THE FAIR SHEER LINE OF A HALF-FINISHED SAILBOAT has gracefully waited in my shop, now for several years. The sheer is that curve running from bow to stern just where the deck meets the side of the hull. A “fair” curve is one that runs true, with no bumps or hollows, with the line of the curve itself appealing to the eye in a way that can’t be quantified or put into a formula. Only by practice, experience, and encounter does one properly judge a fair curve; I am still learning this myself.
Like every artifice and manufacture of man, a wooden boat or ship is a dream made tangible. The mind imagines what may be, and the hands work the tools and materials to match the imagination. I have often run my hand along the deck of my half-finished boat, following the sheer, and sometimes caressed the rounded edges of the bow stem; not so much to claim it as my boat or even to feel pride in my workmanship. It’s because I am always amazed at how something that was once only an idea now has concrete substance. Well, at least partially so. Indeed, I feel a responsibility to the boat itself, to bring it completely from imagination into solid reality; to not leave it in the realm of unfinished dreams.
But there is more to it than that, of course. The boat has become for me a sort of benign Moby-Dick upon which I have piled, not my rage and hate, but my longing for joy, for meaning, even for transcendence. I know no work of my own hands, not even something so wonderful as a wooden boat, can actually grant me these things. So the boat has become a poem, even a prayer, in wood and glue and metal and varnish. I expect to finish the boat someday soon, and sail it on some quiet bay somewhere.

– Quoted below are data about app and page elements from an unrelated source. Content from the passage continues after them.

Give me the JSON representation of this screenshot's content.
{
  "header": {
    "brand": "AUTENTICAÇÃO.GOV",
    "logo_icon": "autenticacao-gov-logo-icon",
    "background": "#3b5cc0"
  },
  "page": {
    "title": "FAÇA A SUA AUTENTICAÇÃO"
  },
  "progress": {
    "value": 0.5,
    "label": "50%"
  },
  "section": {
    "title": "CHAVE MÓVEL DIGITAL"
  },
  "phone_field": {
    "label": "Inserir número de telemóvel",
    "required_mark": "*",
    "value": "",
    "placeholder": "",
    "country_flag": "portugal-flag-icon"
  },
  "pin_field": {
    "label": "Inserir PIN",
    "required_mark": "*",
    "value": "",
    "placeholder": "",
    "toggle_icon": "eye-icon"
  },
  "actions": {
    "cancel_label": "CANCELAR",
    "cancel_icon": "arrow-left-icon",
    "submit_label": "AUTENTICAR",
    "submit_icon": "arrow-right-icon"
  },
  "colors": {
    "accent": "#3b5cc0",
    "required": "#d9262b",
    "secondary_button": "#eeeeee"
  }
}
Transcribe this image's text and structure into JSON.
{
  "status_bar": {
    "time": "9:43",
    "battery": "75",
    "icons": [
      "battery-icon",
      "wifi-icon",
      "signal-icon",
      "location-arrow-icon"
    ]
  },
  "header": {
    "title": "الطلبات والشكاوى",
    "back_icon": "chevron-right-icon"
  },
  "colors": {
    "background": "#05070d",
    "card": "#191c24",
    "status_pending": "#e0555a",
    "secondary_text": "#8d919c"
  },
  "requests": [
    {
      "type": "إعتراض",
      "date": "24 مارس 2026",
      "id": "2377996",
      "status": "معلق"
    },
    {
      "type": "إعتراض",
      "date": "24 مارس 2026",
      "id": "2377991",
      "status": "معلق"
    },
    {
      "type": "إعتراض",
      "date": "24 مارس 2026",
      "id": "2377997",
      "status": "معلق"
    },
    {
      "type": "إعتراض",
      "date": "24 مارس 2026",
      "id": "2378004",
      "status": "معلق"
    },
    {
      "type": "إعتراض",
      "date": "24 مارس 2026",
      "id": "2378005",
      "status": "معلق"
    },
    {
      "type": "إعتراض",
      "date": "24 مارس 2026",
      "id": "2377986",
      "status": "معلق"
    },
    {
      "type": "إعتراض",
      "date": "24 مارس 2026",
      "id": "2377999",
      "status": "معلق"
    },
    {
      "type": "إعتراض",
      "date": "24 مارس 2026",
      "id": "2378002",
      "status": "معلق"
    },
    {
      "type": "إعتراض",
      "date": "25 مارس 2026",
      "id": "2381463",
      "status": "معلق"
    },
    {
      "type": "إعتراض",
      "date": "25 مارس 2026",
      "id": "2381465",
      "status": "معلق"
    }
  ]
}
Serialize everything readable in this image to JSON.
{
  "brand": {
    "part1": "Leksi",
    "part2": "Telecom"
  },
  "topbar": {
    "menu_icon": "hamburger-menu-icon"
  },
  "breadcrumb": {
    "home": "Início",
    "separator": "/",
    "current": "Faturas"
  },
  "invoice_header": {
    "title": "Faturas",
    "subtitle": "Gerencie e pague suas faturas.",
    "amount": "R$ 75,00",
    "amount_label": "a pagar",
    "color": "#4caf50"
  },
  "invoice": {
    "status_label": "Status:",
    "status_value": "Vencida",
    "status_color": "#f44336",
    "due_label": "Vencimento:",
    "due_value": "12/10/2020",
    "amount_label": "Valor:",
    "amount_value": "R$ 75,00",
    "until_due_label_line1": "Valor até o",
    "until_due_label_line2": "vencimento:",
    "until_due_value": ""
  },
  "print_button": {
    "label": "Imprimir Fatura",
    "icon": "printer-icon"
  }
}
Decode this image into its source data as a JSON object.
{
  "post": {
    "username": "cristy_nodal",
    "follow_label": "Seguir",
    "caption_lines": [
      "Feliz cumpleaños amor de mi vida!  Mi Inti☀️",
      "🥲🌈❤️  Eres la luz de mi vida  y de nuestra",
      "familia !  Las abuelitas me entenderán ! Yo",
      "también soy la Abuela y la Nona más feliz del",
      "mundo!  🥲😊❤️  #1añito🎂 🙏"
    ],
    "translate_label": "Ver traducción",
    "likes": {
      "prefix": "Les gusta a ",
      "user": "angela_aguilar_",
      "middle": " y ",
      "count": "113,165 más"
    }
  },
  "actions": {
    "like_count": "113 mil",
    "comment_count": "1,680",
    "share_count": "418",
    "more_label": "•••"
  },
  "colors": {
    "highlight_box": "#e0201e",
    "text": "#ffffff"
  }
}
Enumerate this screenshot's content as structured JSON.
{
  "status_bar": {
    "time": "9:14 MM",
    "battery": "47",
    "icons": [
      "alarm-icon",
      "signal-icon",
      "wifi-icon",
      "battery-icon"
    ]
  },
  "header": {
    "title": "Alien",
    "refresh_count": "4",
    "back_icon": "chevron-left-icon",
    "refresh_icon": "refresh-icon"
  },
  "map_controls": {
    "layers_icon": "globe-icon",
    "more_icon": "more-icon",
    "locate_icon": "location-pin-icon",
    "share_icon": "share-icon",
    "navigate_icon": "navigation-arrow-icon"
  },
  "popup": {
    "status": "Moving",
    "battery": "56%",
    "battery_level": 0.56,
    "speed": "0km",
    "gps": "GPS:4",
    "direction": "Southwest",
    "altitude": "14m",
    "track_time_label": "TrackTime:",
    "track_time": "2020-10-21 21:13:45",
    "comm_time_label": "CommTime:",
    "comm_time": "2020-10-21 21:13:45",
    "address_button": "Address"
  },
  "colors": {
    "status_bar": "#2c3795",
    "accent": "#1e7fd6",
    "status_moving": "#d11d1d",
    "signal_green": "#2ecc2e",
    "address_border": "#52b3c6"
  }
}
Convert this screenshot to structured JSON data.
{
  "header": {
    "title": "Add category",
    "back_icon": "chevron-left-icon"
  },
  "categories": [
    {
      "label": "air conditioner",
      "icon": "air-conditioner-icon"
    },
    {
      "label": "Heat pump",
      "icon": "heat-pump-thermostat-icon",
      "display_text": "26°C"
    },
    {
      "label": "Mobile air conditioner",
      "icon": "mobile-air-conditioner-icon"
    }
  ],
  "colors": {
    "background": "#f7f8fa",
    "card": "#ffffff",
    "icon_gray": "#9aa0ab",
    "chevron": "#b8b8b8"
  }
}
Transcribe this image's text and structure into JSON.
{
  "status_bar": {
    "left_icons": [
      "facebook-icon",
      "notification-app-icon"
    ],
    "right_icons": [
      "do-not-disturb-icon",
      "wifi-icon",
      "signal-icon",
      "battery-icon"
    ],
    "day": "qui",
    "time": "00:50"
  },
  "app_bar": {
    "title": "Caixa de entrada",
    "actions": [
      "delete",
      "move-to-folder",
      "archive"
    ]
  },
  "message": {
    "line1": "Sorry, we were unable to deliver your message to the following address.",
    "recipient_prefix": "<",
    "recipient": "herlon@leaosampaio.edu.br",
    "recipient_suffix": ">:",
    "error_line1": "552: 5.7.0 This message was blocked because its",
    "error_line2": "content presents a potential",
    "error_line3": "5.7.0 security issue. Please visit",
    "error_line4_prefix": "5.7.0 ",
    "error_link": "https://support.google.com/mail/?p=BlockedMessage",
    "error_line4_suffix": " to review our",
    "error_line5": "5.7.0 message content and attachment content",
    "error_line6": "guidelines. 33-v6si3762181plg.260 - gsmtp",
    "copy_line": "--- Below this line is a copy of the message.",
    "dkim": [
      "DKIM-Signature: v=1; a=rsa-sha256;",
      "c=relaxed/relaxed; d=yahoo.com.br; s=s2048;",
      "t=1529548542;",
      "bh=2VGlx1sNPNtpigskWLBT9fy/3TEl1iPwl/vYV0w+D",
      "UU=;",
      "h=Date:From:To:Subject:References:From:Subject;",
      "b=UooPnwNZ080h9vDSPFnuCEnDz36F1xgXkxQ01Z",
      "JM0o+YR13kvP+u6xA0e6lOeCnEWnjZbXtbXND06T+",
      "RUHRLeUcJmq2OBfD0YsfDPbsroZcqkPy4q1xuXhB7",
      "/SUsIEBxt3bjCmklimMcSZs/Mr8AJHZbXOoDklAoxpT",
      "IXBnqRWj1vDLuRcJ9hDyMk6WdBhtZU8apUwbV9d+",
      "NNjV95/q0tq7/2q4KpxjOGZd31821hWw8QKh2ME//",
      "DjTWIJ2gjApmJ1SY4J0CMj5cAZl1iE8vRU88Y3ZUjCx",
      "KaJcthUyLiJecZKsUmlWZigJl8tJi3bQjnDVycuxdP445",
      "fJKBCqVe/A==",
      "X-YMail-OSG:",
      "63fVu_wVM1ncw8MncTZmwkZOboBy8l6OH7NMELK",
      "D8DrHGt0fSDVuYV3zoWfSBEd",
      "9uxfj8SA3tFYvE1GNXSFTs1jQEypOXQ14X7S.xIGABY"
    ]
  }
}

I AM NOT MUCH OF A SAILOR, but I hope to be someday. After a few lessons on sailing dinghies, and a couple of jaunts on larger boats, I believe I understand why more than two centuries after steam eclipsed the age of sail men will still go out on the deep moved only by the wind. A sailboat slips almost noiselessly through the waves, the only sounds the rush and gurgle of water against the hull, the sigh of the wind, the luffing and rippling of sails. In a strong breeze the shrouds sing. Even in a light breeze there is a feeling of being carried and moved by an embracing power. You do not harness or capture the wind. You watch the clouds, the sails, and the water’s surface and try to gauge just how you will shift the tiller to slip inside the stream of moving sky, and then feel as much pulled as pushed toward the line where sky and water meet.
How odd that being transported by a force over which you have no control can feel so exhilaratingly free. No boat can sail directly into the wind. We tack ourselves onto the edges of this power and harmonize our direction and desire with the will of the wind, or we do not move at all. But when you do move within the streaming current of the air you feel a release and a letting go and it’s as though the particles of your senses were now all aligned with True North and exactly where you go becomes almost superfluous; that you are going and going beyond the horizon toward something new and wonderful is more than enough.